- _Your task_
Bring together all lines of the material below that contain the string "image".
BEGIN
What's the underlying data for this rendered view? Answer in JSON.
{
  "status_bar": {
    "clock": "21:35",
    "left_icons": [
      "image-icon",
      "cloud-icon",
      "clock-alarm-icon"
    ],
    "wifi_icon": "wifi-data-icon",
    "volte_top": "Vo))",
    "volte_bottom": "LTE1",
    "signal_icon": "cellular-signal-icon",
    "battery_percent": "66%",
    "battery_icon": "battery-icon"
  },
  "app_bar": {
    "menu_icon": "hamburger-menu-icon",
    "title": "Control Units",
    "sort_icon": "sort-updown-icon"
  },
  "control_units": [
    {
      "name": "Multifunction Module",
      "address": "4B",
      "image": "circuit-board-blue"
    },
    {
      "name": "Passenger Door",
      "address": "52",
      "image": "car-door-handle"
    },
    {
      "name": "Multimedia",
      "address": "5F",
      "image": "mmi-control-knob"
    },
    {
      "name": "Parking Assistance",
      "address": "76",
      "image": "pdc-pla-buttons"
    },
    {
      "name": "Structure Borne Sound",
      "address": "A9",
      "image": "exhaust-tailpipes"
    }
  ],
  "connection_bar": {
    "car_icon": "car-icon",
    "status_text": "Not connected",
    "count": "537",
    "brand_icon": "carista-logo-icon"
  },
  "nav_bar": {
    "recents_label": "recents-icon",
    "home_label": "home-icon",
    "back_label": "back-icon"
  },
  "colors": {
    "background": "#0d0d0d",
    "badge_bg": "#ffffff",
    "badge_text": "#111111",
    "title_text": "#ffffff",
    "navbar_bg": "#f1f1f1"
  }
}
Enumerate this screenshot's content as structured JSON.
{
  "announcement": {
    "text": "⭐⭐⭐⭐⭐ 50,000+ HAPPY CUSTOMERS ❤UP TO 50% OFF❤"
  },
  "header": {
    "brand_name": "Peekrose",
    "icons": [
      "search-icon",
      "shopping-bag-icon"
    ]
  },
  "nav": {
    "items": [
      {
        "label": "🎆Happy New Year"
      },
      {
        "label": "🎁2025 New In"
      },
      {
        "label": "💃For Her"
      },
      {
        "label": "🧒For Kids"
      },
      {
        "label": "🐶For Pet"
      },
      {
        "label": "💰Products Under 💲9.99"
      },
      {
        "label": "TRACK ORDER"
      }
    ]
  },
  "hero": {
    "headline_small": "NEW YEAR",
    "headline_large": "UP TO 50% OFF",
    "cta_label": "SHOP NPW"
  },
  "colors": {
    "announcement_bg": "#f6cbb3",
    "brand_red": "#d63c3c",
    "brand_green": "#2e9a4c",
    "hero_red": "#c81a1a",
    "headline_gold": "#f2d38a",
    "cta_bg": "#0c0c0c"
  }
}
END
- _Response below_
      "image-icon",
      "image": "circuit-board-blue"
      "image": "car-door-handle"
      "image": "mmi-control-knob"
      "image": "pdc-pla-buttons"
      "image": "exhaust-tailpipes"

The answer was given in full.